However, there are things about the book that bothered me quite a bit. The quality of the writing–the author’s voice–is uneven. There are some lovely passages, not only because of the language but thematically, and then suddenly there are weird point of view transitions. This is not so much of a problem when you have one male, one female character point of view. When you have two males, and no name, it takes the reader out of the scene.
Also, the tenor of the narrative will go from intimate and quiet to loud and…superficial? shallow? Which can be done, but often there were no real transitions between one and the other. We have this intense scene and, without transition, the next paragraph shows the characters somewhere else physically and/or emotionally.
While I am perfectly aware that this is an erotic romance, I was also yanked out of the story by some sex scenes that seemed gratuitous to me. Even worse, at least a couple of these scenes suffered from “you’ll have sex in the middle of a firefight?” syndrome.
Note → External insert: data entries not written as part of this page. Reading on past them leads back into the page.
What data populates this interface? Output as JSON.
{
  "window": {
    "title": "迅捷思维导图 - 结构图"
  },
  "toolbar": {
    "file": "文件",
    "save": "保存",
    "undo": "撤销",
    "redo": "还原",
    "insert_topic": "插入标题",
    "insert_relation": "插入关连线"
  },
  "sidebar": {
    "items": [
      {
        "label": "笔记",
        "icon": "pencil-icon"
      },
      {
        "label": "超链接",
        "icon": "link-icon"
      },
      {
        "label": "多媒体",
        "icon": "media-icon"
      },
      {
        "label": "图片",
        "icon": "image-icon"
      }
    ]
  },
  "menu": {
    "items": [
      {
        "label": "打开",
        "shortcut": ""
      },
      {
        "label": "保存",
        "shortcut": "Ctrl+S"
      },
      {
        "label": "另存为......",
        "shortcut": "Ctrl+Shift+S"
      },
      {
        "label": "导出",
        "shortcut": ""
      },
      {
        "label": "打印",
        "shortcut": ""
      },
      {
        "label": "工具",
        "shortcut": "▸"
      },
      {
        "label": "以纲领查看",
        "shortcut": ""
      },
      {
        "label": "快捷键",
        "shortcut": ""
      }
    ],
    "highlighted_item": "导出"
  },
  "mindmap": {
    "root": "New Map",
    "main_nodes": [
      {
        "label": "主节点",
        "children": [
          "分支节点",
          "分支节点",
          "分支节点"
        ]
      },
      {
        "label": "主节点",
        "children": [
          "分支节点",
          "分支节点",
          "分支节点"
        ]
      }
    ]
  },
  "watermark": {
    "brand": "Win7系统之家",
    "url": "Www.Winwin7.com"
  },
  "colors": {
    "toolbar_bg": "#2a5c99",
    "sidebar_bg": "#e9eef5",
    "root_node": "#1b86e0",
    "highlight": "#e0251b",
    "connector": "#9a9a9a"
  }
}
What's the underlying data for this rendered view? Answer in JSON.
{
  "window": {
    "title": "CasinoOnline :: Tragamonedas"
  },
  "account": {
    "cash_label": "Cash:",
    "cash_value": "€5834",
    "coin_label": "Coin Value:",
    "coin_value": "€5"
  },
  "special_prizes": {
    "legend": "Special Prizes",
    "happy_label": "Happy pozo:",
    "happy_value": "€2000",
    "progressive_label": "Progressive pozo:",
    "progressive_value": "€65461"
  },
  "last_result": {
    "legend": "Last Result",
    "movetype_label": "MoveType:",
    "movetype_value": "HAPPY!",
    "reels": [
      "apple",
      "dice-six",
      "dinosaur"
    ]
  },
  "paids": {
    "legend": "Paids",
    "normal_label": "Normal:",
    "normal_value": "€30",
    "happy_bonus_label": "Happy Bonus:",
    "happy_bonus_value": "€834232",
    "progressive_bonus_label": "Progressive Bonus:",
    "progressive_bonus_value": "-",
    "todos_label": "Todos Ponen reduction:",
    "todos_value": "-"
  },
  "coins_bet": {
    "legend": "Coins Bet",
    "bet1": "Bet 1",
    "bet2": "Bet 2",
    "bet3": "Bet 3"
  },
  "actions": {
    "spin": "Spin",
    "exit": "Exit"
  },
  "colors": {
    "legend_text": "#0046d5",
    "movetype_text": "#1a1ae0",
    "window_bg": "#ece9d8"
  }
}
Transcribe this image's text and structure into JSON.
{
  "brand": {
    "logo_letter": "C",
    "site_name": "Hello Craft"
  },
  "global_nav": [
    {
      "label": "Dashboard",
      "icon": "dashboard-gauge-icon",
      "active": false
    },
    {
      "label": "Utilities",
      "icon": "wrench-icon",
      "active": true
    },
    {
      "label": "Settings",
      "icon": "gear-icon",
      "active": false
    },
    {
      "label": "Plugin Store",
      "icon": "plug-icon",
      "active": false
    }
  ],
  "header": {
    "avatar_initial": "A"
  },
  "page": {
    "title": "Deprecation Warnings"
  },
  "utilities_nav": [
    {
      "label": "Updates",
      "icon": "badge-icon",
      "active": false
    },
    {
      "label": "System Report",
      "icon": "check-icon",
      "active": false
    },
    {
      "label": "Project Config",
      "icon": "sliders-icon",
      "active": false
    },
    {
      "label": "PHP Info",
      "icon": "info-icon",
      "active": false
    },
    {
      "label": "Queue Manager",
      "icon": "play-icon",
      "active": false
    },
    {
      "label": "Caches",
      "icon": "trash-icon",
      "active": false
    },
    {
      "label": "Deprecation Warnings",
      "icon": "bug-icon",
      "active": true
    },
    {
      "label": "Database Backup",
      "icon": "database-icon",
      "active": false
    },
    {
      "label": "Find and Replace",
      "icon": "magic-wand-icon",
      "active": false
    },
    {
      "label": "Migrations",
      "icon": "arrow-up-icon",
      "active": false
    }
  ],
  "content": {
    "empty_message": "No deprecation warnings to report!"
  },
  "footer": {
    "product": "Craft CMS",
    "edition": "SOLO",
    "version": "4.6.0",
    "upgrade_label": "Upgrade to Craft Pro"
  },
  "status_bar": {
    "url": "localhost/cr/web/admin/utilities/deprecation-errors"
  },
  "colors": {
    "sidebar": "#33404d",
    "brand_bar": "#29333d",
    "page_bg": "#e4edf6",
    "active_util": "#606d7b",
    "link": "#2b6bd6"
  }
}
On characterization, the only thing that struck me wrong was the insistence on Hannah’s ability to code. Because the world building was sketchy, some of the passages describing her brilliance and Vincenz’ reaction to it, which were intended to show me just how unique and smart and blah blah Hannah is, came across as mumbo-jumbo telling me instead.
Plot-wise, I felt that the final political conflict was too large for its final resolution. Further, the transition after that resolution was unbelievably easy–so easy, I just couldn’t suspend my disbelief. And this was mirrored in the final conflict in the relationship. We go from “I fucked up, you can’t love me, I must leave, now!” to “okay, and now we three will do this together” literally in one page.
Weighing all the good with the meh, not so well done, Captivated gets a 7.75 out of 10.
¹ This happens concurrently with the last few chapters of the previous novel, Mesmerized.
² I mentioned in my review of Undercover that the world building is sketchy, so…just go with it, okay?